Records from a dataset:

***

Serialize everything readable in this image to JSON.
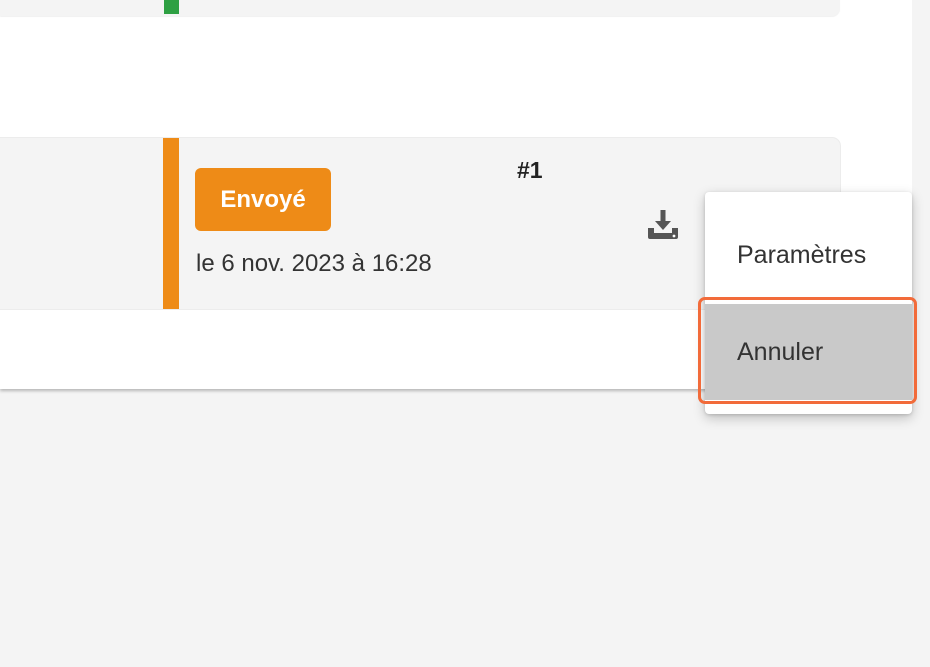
{
  "order_card": {
    "status_badge": "Envoyé",
    "date": "le 6 nov. 2023 à 16:28",
    "order_number": "#1",
    "accent_color": "#ee8b17"
  },
  "previous_card": {
    "accent_color": "#2ea043"
  },
  "actions": {
    "download_icon": "download-icon"
  },
  "context_menu": {
    "items": [
      {
        "label": "Paramètres"
      },
      {
        "label": "Annuler",
        "highlighted": true
      }
    ]
  },
  "highlight_color": "#f26b3a"
}
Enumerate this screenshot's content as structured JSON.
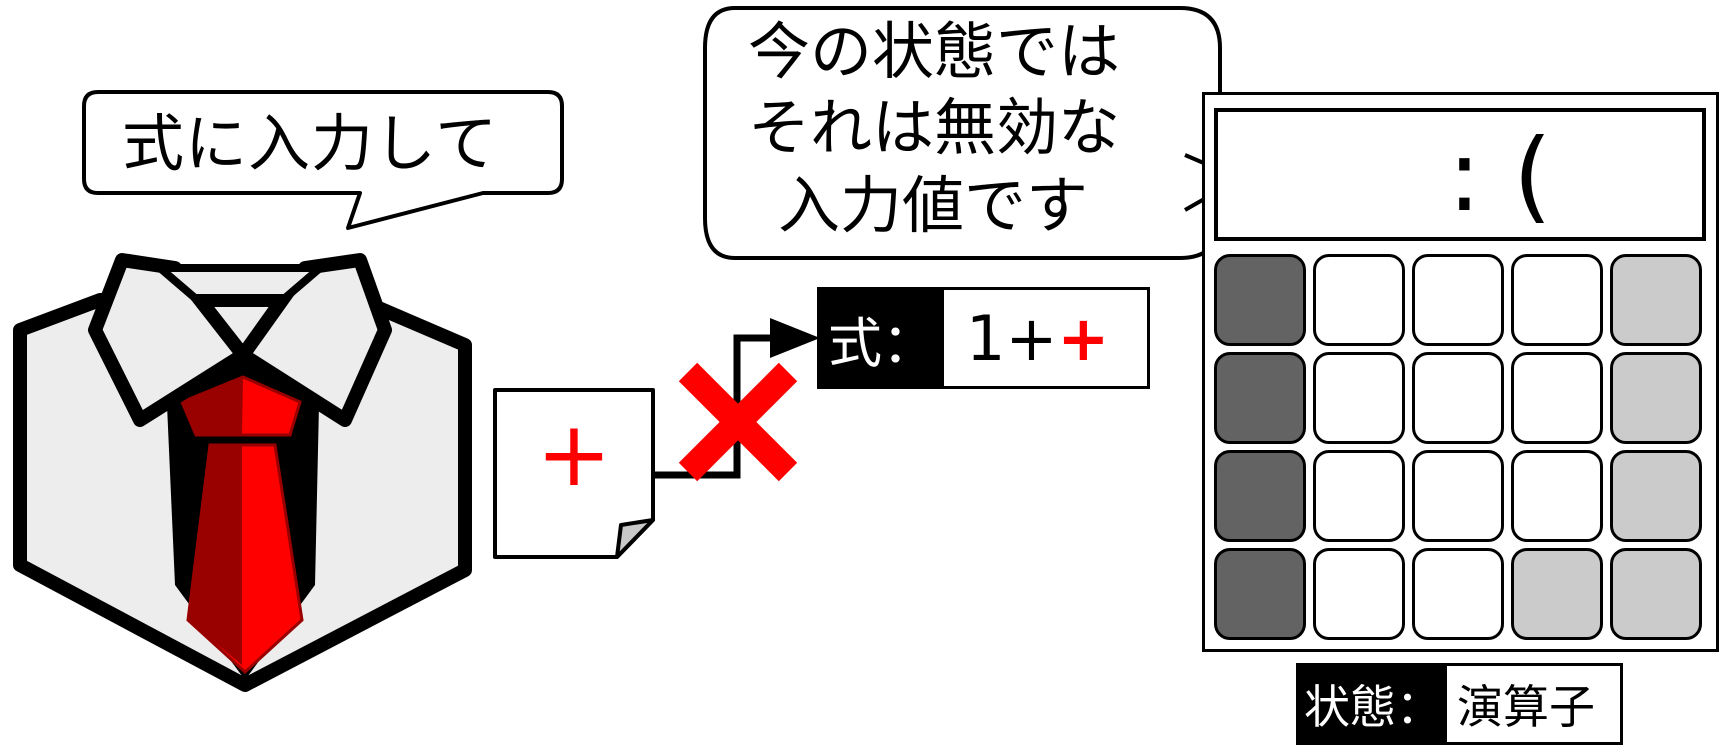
{
  "user_bubble": {
    "text": "式に入力して"
  },
  "calc_bubble": {
    "lines": [
      "今の状態では",
      "それは無効な",
      "入力値です"
    ]
  },
  "input_token": {
    "text": "+"
  },
  "expression": {
    "key": "式：",
    "value_prefix": "1+",
    "value_rejected": "+"
  },
  "calculator": {
    "display": ": (",
    "keypad_rows": [
      [
        "dark",
        "white",
        "white",
        "white",
        "light"
      ],
      [
        "dark",
        "white",
        "white",
        "white",
        "light"
      ],
      [
        "dark",
        "white",
        "white",
        "white",
        "light"
      ],
      [
        "dark",
        "white",
        "white",
        "light",
        "light"
      ]
    ]
  },
  "state": {
    "key": "状態：",
    "value": "演算子"
  },
  "colors": {
    "accent": "#ff0000",
    "dark_key": "#636363",
    "light_key": "#cbcbcb",
    "shirt": "#ededed",
    "tie_dark": "#990000"
  }
}
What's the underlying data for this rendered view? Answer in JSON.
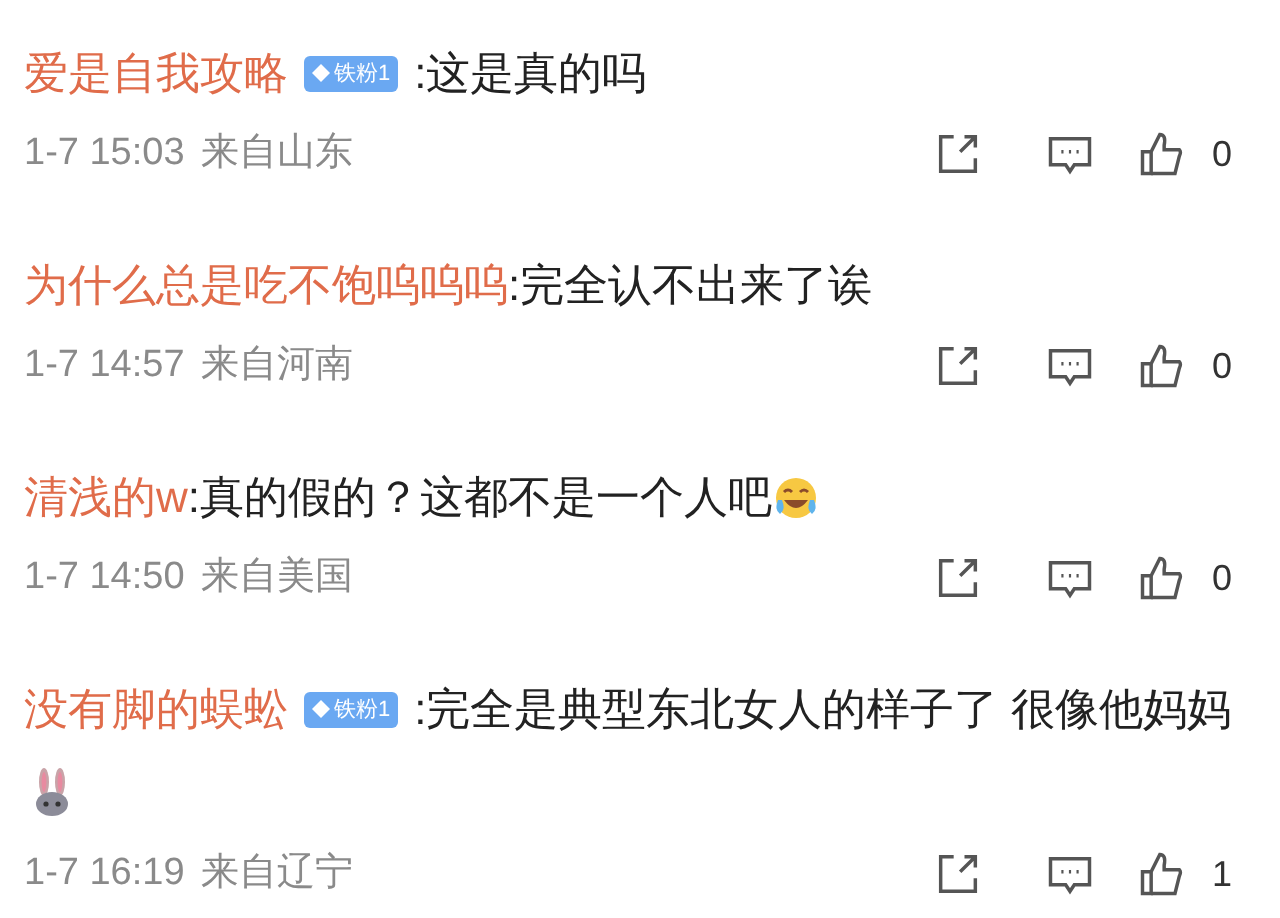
{
  "comments": [
    {
      "user": "爱是自我攻略",
      "badge": "铁粉1",
      "text": ":这是真的吗",
      "time": "1-7 15:03",
      "location": "来自山东",
      "likes": "0"
    },
    {
      "user": "为什么总是吃不饱呜呜呜",
      "text": ":完全认不出来了诶",
      "time": "1-7 14:57",
      "location": "来自河南",
      "likes": "0"
    },
    {
      "user": "清浅的w",
      "text": ":真的假的？这都不是一个人吧",
      "emoji": {
        "kind": "laughing"
      },
      "time": "1-7 14:50",
      "location": "来自美国",
      "likes": "0"
    },
    {
      "user": "没有脚的蜈蚣",
      "badge": "铁粉1",
      "text": ":完全是典型东北女人的样子了 很像他妈妈",
      "emoji": {
        "kind": "rabbit"
      },
      "time": "1-7 16:19",
      "location": "来自辽宁",
      "likes": "1"
    }
  ]
}
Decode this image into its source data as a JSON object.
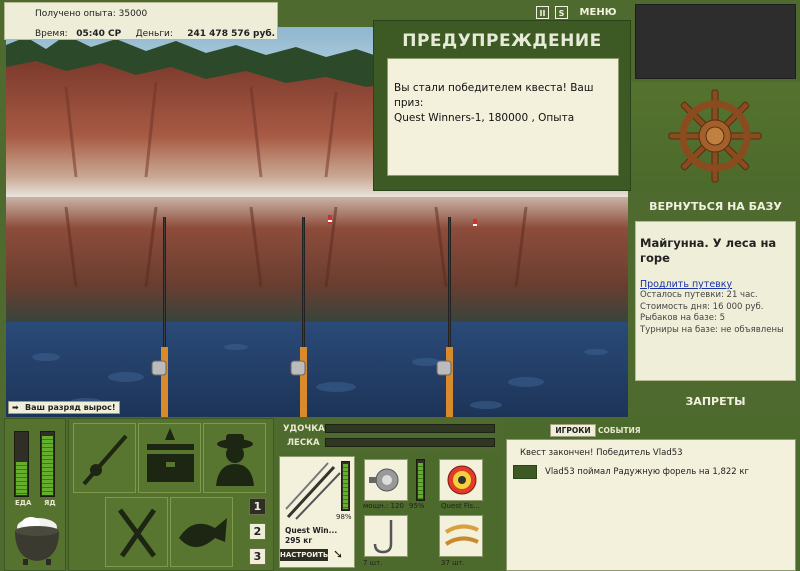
{
  "hud": {
    "exp_label": "Получено опыта:",
    "exp_value": "35000",
    "time_label": "Время:",
    "time_value": "05:40 СР",
    "money_label": "Деньги:",
    "money_value": "241 478 576 руб."
  },
  "top_controls": {
    "pause_glyph": "II",
    "sound_glyph": "S",
    "menu_label": "МЕНЮ"
  },
  "warning": {
    "title": "ПРЕДУПРЕЖДЕНИЕ",
    "line1": "Вы стали победителем квеста! Ваш приз:",
    "line2": "Quest Winners-1, 180000 , Опыта"
  },
  "rank_message": "Ваш разряд вырос!",
  "right_panel": {
    "back_label": "ВЕРНУТЬСЯ НА БАЗУ",
    "location": "Майгунна. У леса на горе",
    "extend_link": "Продлить путевку",
    "stats": [
      "Осталось путевки: 21 час.",
      "Стоимость дня: 16 000 руб.",
      "Рыбаков на базе: 5",
      "Турниры на базе: не объявлены"
    ],
    "bans_label": "ЗАПРЕТЫ"
  },
  "status_bars": {
    "food_label": "ЕДА",
    "poison_label": "ЯД",
    "food_level": 0.55,
    "poison_level": 0.95
  },
  "hotkeys": [
    "1",
    "2",
    "3"
  ],
  "tackle": {
    "rod_label": "УДОЧКА",
    "line_label": "ЛЕСКА",
    "rod_name": "Quest Win...",
    "rod_weight": "295 кг",
    "rod_percent": "98%",
    "rod_level": 0.98,
    "reel_caption": "мощн.: 120",
    "reel_percent": "95%",
    "reel_level": 0.95,
    "line_caption": "Quest Fis...",
    "hook_count": "7 шт.",
    "bait_count": "37 шт.",
    "setup_button": "НАСТРОИТЬ"
  },
  "chat": {
    "tab_players": "ИГРОКИ",
    "tab_events": "СОБЫТИЯ",
    "messages": [
      "Квест закончен! Победитель Vlad53",
      "Vlad53 поймал Радужную форель на 1,822 кг"
    ]
  },
  "colors": {
    "panel_green": "#4f6a2e",
    "card_cream": "#efeed8",
    "bar_green": "#66ae2e",
    "link_blue": "#1a34a8"
  }
}
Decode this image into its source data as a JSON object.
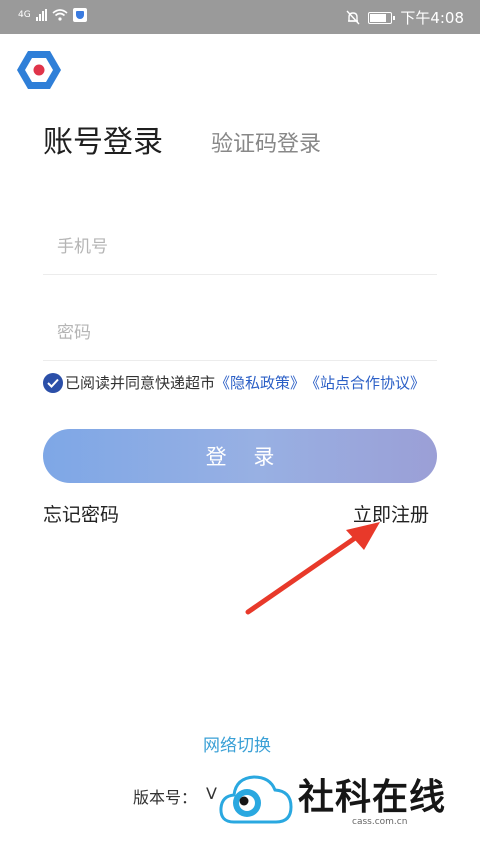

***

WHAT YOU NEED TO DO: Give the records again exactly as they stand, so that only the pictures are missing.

EXERCISE OUTPUT:
Serialize everything readable in this image to JSON.
{
  "order_card": {
    "status_badge": "Envoyé",
    "date": "le 6 nov. 2023 à 16:28",
    "order_number": "#1",
    "accent_color": "#ee8b17"
  },
  "previous_card": {
    "accent_color": "#2ea043"
  },
  "actions": {
    "download_icon": "download-icon"
  },
  "context_menu": {
    "items": [
      {
        "label": "Paramètres"
      },
      {
        "label": "Annuler",
        "highlighted": true
      }
    ]
  },
  "highlight_color": "#f26b3a"
}
Enumerate this screenshot's content as structured JSON.
{
  "user_bubble": {
    "text": "式に入力して"
  },
  "calc_bubble": {
    "lines": [
      "今の状態では",
      "それは無効な",
      "入力値です"
    ]
  },
  "input_token": {
    "text": "+"
  },
  "expression": {
    "key": "式：",
    "value_prefix": "1+",
    "value_rejected": "+"
  },
  "calculator": {
    "display": ": (",
    "keypad_rows": [
      [
        "dark",
        "white",
        "white",
        "white",
        "light"
      ],
      [
        "dark",
        "white",
        "white",
        "white",
        "light"
      ],
      [
        "dark",
        "white",
        "white",
        "white",
        "light"
      ],
      [
        "dark",
        "white",
        "white",
        "light",
        "light"
      ]
    ]
  },
  "state": {
    "key": "状態：",
    "value": "演算子"
  },
  "colors": {
    "accent": "#ff0000",
    "dark_key": "#636363",
    "light_key": "#cbcbcb",
    "shirt": "#ededed",
    "tie_dark": "#990000"
  }
}
What's the underlying data for this rendered view? Answer in JSON.
{
  "comments": [
    {
      "user": "爱是自我攻略",
      "badge": "铁粉1",
      "text": ":这是真的吗",
      "time": "1-7 15:03",
      "location": "来自山东",
      "likes": "0"
    },
    {
      "user": "为什么总是吃不饱呜呜呜",
      "text": ":完全认不出来了诶",
      "time": "1-7 14:57",
      "location": "来自河南",
      "likes": "0"
    },
    {
      "user": "清浅的w",
      "text": ":真的假的？这都不是一个人吧",
      "emoji": {
        "kind": "laughing"
      },
      "time": "1-7 14:50",
      "location": "来自美国",
      "likes": "0"
    },
    {
      "user": "没有脚的蜈蚣",
      "badge": "铁粉1",
      "text": ":完全是典型东北女人的样子了 很像他妈妈",
      "emoji": {
        "kind": "rabbit"
      },
      "time": "1-7 16:19",
      "location": "来自辽宁",
      "likes": "1"
    }
  ]
}
Decode this image into its source data as a JSON object.
{
  "hud": {
    "exp_label": "Получено опыта:",
    "exp_value": "35000",
    "time_label": "Время:",
    "time_value": "05:40 СР",
    "money_label": "Деньги:",
    "money_value": "241 478 576 руб."
  },
  "top_controls": {
    "pause_glyph": "II",
    "sound_glyph": "S",
    "menu_label": "МЕНЮ"
  },
  "warning": {
    "title": "ПРЕДУПРЕЖДЕНИЕ",
    "line1": "Вы стали победителем квеста! Ваш приз:",
    "line2": "Quest Winners-1, 180000 , Опыта"
  },
  "rank_message": "Ваш разряд вырос!",
  "right_panel": {
    "back_label": "ВЕРНУТЬСЯ НА БАЗУ",
    "location": "Майгунна. У леса на горе",
    "extend_link": "Продлить путевку",
    "stats": [
      "Осталось путевки: 21 час.",
      "Стоимость дня: 16 000 руб.",
      "Рыбаков на базе: 5",
      "Турниры на базе: не объявлены"
    ],
    "bans_label": "ЗАПРЕТЫ"
  },
  "status_bars": {
    "food_label": "ЕДА",
    "poison_label": "ЯД",
    "food_level": 0.55,
    "poison_level": 0.95
  },
  "hotkeys": [
    "1",
    "2",
    "3"
  ],
  "tackle": {
    "rod_label": "УДОЧКА",
    "line_label": "ЛЕСКА",
    "rod_name": "Quest Win...",
    "rod_weight": "295 кг",
    "rod_percent": "98%",
    "rod_level": 0.98,
    "reel_caption": "мощн.: 120",
    "reel_percent": "95%",
    "reel_level": 0.95,
    "line_caption": "Quest Fis...",
    "hook_count": "7 шт.",
    "bait_count": "37 шт.",
    "setup_button": "НАСТРОИТЬ"
  },
  "chat": {
    "tab_players": "ИГРОКИ",
    "tab_events": "СОБЫТИЯ",
    "messages": [
      "Квест закончен! Победитель Vlad53",
      "Vlad53 поймал Радужную форель на 1,822 кг"
    ]
  },
  "colors": {
    "panel_green": "#4f6a2e",
    "card_cream": "#efeed8",
    "bar_green": "#66ae2e",
    "link_blue": "#1a34a8"
  }
}
Decode this image into its source data as a JSON object.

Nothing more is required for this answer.